Missile launching (illustration)
Missile launching (illustration)Thinkstock

Cathay Pacific said Wednesday it had suspended flights over Iran and the Caspian Sea after an aviation safety body issued a warning about Russian missiles being fired at Syria, while some European airlines have also taken measures.

The European Aviation Safety Agency (EASA) took action to avoid a repeat of the tragedy involving Malaysia Airlines flight MH17, which was shot down over war-torn eastern Ukraine last year, killing all 298 people on board.

Dutch investigators concluded in their final report released Tuesday that the Boeing 777 was brought down by a Russian-made BUK missile.

Russia is intensifying its air campaign against insurgents in Syria and last week also launched a salvo of cruise missiles from its warships in the Caspian. At least one missile has missed its target and hit Iran. 

Hong Kong-based Cathay said Wednesday it had halted all flights over the area in response to the dangers.

"In view of the situation in the region, Cathay Pacific suspended all flights over Iran and Caspian Sea since last Thursday until further notice," it said in a statement.

The airline said it had received safety advisories from both the EASA and the United Nations' International Civil Aviation Organization (ICAO) but added that neither had made specific recommendations to carriers.

Cathay already has a long-term policy not to overfly Iraq, Afghanistan, Ukraine and Syria, the statement said.

Air France said it had introduced measures after receiving the EASA warning on October 9.

"From October 10, on the recommendations of its safety directors, Air France has temporarily put in place special measures concerning the flyover of Iran and the Caspian Sea," France's national flag carrier said, adding that security considerations prevented it from giving further details.

Air France is not currently flying over Yemen, eastern Ukraine, Syria, Iraq and Libya.

In its safety information bulletin, EASA said "missiles en-route to Syria crossed airspace in Iran and Iraq below flight routes used by commercial transport aeroplanes".

The missiles had been launched from the Caspian Sea, it said, adding that the advisory was to "create awareness" for airspace users.

'Safe for now'

Australian carrier Qantas said Wednesday it had chosen not to suspend flights over the area.

"The Europeans said that those issues were there, but didn't make any recommendations or changes to what airlines do," said chief executive Alan Joyce.
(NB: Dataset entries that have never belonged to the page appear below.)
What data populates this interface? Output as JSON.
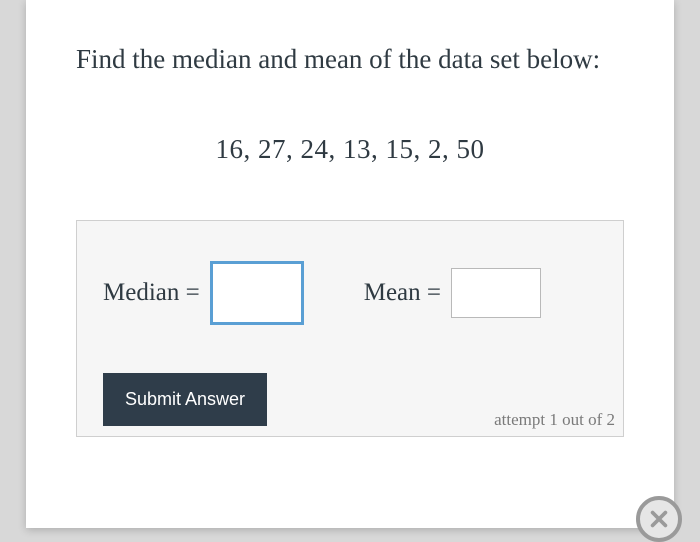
{
  "question": {
    "prompt": "Find the median and mean of the data set below:",
    "data_set_display": "16, 27, 24, 13, 15, 2, 50",
    "data_values": [
      16,
      27,
      24,
      13,
      15,
      2,
      50
    ]
  },
  "answer_panel": {
    "median_label": "Median =",
    "mean_label": "Mean =",
    "median_value": "",
    "mean_value": "",
    "submit_label": "Submit Answer",
    "attempt_text": "attempt 1 out of 2"
  },
  "icons": {
    "close": "close-icon"
  }
}
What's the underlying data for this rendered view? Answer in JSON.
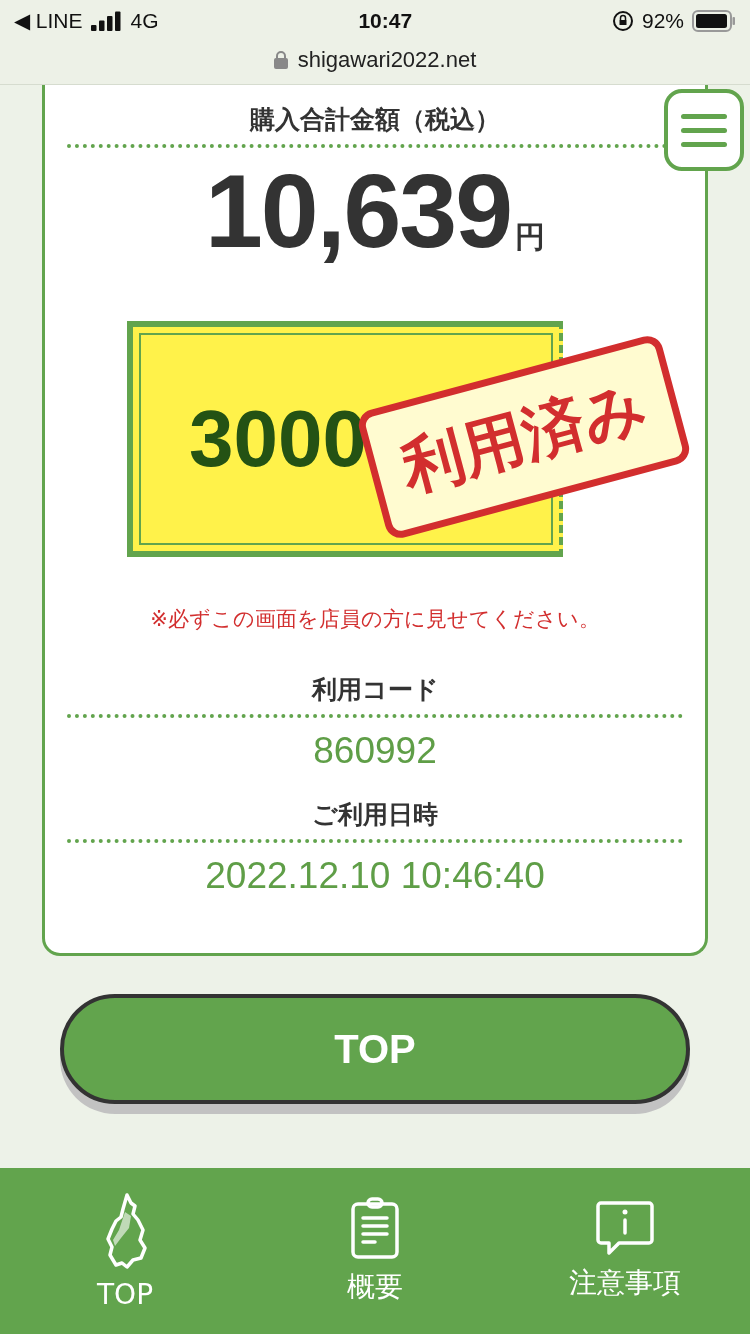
{
  "status_bar": {
    "back_app": "◀ LINE",
    "network": "4G",
    "time": "10:47",
    "battery": "92%",
    "url": "shigawari2022.net"
  },
  "receipt": {
    "total_label": "購入合計金額（税込）",
    "total_amount": "10,639",
    "currency": "円",
    "coupon": {
      "amount": "3000",
      "used": true,
      "stamp": "利用済み"
    },
    "notice": "※必ずこの画面を店員の方に見せてください。",
    "code_label": "利用コード",
    "code": "860992",
    "datetime_label": "ご利用日時",
    "datetime": "2022.12.10 10:46:40"
  },
  "top_button": "TOP",
  "bottom_nav": [
    {
      "kind": "map",
      "label": "TOP"
    },
    {
      "kind": "clipboard",
      "label": "概要"
    },
    {
      "kind": "info",
      "label": "注意事項"
    }
  ]
}
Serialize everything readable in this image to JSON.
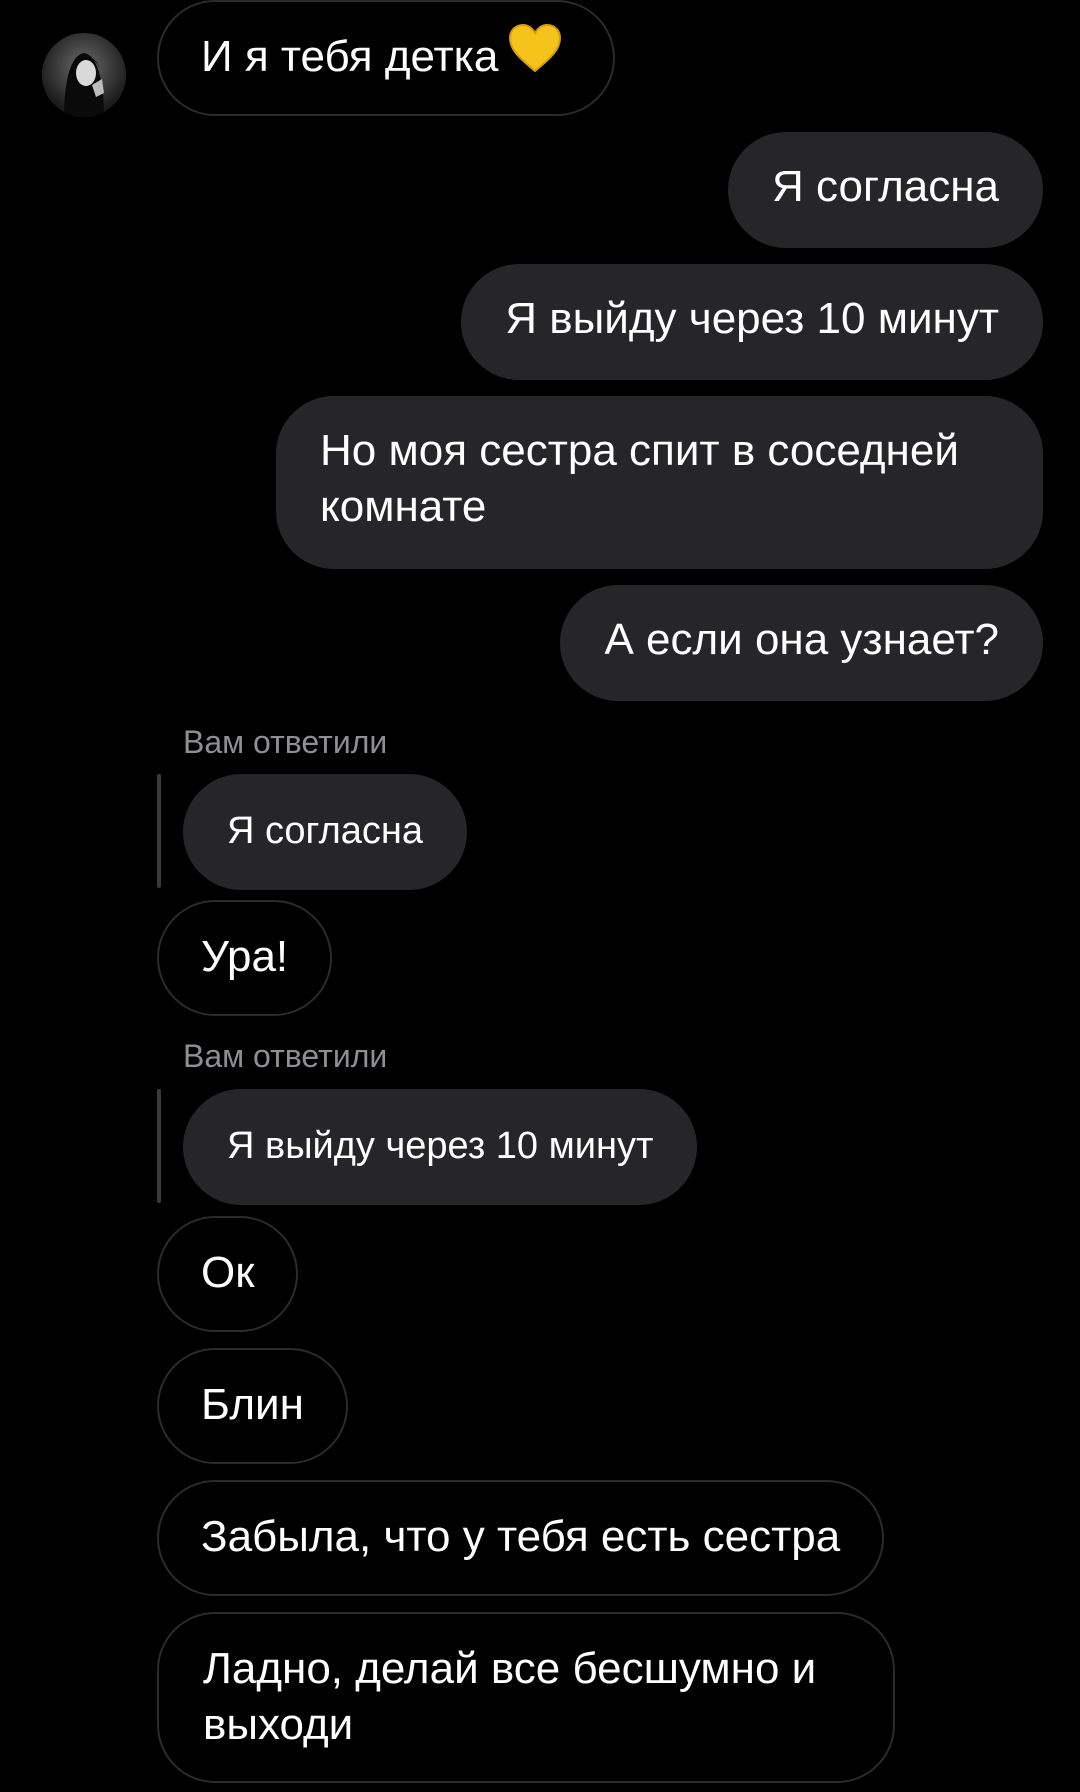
{
  "messages": {
    "m1": "И я тебя детка",
    "m2": "Я согласна",
    "m3": "Я выйду через 10 минут",
    "m4": "Но моя сестра спит в соседней комнате",
    "m5": "А если она узнает?",
    "reply1_label": "Вам ответили",
    "reply1_quote": "Я согласна",
    "m6": "Ура!",
    "reply2_label": "Вам ответили",
    "reply2_quote": "Я выйду через 10 минут",
    "m7": "Ок",
    "m8": "Блин",
    "m9": "Забыла, что у тебя есть сестра",
    "m10": "Ладно, делай все бесшумно и выходи"
  },
  "icons": {
    "heart": "yellow-heart-icon",
    "avatar": "avatar"
  },
  "colors": {
    "background": "#000000",
    "outgoing_bubble": "#262628",
    "incoming_border": "#2b2b2e",
    "reply_label": "#8e8e93",
    "heart": "#f6c21c"
  }
}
"If there was a problem, and if it does turn into being a problem, Qantas will not be flying aircraft through that airspace. But the information that we have is it is safe to do so."

Qantas flies over Iran on its Dubai to London leg.

Singapore Airlines said Wednesday that it had "resumed normal routings" after previously diverting some flights to avoid the Caspian Sea area.

The airline said decisions on flight routes were "based on numerous factors" and added that it only used routes that had been cleared for use by the authorities.

"The safety of our customers and crew is our number one priority," the statement added.

Low-cost European operator Norwegian suspended its flights over Iran on Friday as part of its routes between Scandinavia and Dubai following advice from the EASA, but resumed services on Tuesday.

Austrian Airlines said its planes were continuing to fly over the Caspian Sea.

"Our planes fly at 10,000 metres while Russian missiles only reach a very low altitude and therefore present no danger for the moment," spokesman Wilhelm Baldia said.

Russia's defense ministry said Wednesday its jets hit 40 Islamic State targets in new strikes in Syria over a 24-hour period, destroying several ammunition depots and training camps.

Washington and its allies -- engaged in their own air war against the Islamic State group in Syria and Iraq -- accuse Moscow of targeting moderate Western-backed rebels and seeking to prop up President Bashar al-Assad, a long-time Russian ally.

AFP contributed to this report.